═══ Records

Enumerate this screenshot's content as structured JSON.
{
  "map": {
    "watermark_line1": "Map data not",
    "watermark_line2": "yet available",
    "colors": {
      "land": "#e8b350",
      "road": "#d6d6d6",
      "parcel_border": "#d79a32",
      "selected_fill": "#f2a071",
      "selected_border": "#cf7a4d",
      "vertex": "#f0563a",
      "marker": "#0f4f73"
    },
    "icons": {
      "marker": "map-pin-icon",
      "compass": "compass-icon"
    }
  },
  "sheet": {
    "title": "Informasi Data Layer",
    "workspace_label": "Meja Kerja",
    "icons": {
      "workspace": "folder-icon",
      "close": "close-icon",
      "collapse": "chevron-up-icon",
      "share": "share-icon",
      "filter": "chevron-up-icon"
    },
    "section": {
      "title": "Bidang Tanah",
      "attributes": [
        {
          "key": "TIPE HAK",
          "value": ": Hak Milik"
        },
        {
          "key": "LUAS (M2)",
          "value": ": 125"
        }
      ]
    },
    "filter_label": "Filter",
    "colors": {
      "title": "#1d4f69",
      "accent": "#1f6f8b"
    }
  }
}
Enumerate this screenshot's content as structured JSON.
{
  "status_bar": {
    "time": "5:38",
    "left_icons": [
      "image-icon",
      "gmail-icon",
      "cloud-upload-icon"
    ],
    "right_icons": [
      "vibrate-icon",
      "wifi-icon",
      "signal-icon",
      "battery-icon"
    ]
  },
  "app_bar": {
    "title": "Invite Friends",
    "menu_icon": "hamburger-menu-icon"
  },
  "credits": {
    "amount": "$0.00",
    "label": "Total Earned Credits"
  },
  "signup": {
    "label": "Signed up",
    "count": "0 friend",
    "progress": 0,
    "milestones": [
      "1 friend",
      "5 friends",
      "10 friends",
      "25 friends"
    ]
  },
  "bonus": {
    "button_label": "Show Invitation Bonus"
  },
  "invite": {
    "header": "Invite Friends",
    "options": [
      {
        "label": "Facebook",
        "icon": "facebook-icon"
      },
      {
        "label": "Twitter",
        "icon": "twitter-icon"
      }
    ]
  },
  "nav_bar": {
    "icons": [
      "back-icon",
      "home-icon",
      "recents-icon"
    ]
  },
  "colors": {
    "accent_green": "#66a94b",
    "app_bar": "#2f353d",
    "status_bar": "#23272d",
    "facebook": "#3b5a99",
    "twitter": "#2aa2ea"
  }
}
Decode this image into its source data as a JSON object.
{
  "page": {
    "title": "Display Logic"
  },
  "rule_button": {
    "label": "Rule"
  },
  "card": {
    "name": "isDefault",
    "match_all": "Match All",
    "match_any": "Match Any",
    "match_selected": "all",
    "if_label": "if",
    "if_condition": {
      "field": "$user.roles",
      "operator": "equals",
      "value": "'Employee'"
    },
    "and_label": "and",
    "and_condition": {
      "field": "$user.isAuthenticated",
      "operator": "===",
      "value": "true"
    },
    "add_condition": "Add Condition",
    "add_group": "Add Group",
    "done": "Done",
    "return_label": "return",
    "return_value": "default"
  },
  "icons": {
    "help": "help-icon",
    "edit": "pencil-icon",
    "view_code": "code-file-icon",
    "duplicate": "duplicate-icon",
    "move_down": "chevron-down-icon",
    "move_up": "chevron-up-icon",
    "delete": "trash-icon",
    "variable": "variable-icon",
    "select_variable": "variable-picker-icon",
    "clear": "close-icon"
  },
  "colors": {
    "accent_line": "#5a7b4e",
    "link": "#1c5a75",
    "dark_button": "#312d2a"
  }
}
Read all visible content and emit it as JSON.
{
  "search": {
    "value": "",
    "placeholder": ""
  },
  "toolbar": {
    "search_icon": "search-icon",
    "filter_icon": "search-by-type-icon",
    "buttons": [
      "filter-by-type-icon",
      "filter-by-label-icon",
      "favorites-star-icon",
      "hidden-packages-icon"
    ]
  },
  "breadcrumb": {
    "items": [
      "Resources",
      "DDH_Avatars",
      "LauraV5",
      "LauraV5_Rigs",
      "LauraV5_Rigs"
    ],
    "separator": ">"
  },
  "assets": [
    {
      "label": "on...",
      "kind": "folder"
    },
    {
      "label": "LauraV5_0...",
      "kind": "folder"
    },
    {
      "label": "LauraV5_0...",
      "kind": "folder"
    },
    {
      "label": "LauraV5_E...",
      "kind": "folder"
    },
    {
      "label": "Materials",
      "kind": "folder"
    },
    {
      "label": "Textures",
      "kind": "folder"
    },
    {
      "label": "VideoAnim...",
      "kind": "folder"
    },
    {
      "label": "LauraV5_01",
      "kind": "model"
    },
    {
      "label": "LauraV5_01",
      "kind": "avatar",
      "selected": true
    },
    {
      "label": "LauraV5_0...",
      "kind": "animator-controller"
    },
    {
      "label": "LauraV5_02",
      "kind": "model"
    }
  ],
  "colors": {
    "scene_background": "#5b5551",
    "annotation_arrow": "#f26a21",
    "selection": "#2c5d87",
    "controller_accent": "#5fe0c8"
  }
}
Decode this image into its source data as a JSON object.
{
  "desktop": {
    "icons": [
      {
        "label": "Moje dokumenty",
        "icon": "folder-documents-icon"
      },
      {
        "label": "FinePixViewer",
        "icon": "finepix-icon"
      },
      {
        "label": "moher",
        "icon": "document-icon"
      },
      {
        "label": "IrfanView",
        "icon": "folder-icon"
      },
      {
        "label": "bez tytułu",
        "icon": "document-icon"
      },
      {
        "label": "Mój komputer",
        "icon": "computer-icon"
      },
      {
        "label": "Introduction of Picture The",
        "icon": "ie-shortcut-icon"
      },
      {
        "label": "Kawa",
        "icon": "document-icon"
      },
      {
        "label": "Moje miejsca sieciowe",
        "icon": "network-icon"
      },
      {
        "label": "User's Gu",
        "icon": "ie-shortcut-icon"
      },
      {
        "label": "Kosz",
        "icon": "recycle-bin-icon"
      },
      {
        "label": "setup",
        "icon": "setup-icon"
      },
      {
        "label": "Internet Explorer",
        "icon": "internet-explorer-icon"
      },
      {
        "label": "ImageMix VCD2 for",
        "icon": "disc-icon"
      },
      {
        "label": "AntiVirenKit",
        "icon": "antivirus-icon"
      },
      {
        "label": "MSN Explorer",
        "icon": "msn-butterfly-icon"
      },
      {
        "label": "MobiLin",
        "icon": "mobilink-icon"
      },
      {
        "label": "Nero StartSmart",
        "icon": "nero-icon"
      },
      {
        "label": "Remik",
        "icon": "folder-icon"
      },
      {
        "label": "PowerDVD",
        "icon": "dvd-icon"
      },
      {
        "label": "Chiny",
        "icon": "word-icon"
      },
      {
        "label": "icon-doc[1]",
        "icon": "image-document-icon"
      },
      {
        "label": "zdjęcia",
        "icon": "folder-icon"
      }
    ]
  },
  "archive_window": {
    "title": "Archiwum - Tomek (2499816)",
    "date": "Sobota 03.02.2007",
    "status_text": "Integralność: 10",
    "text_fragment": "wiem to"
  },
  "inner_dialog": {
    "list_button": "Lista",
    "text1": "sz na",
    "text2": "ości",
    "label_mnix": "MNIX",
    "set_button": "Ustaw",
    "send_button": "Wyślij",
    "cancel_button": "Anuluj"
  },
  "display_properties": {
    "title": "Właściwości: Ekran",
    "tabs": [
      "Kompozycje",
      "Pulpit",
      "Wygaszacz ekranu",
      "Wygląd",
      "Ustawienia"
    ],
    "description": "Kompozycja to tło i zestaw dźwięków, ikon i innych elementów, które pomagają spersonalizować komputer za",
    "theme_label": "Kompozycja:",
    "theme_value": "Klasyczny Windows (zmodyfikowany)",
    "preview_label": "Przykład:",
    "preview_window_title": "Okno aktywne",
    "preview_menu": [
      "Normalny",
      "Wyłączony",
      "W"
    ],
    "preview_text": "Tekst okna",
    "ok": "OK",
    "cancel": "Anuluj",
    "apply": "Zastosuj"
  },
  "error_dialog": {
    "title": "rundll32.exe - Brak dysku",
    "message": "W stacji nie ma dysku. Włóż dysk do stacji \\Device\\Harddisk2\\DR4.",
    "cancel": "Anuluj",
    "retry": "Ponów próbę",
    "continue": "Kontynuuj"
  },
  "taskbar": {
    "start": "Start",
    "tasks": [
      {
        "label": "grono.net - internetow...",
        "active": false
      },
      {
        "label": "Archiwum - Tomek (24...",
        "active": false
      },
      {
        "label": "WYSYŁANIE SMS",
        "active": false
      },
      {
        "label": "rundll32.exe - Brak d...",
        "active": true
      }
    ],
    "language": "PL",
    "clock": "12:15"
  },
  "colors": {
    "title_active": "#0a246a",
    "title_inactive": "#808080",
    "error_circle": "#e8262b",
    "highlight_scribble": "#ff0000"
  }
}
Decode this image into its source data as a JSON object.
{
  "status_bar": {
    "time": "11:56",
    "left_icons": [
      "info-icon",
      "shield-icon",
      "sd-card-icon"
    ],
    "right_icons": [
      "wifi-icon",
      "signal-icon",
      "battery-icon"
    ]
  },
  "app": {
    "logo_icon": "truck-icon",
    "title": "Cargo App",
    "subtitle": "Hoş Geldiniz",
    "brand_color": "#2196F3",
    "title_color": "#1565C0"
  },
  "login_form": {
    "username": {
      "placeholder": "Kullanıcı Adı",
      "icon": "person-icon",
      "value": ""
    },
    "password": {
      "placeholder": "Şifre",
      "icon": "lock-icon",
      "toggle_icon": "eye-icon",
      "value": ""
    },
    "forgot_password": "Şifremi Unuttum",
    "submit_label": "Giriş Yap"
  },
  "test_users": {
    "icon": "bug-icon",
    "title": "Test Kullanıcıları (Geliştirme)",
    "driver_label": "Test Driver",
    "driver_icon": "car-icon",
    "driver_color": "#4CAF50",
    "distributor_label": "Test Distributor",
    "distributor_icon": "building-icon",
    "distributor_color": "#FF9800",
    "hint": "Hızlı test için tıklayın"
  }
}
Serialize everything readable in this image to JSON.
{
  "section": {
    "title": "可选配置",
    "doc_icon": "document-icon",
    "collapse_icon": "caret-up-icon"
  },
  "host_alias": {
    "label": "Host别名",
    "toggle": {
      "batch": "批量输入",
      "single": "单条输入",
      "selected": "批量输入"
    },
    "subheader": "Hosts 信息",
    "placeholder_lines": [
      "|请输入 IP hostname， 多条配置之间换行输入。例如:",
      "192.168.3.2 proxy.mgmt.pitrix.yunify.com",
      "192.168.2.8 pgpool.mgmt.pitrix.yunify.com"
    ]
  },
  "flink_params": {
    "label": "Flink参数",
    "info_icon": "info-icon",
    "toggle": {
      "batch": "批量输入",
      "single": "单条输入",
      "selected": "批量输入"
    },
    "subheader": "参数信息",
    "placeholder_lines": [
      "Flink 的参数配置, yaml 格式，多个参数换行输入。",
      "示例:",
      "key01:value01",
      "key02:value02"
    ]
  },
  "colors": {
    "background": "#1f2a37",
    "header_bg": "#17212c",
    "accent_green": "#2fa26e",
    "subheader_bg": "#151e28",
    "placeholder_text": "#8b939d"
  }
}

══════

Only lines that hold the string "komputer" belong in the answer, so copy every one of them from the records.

• Completed exercise:
        "label": "Mój komputer",
    "description": "Kompozycja to tło i zestaw dźwięków, ikon i innych elementów, które pomagają spersonalizować komputer za",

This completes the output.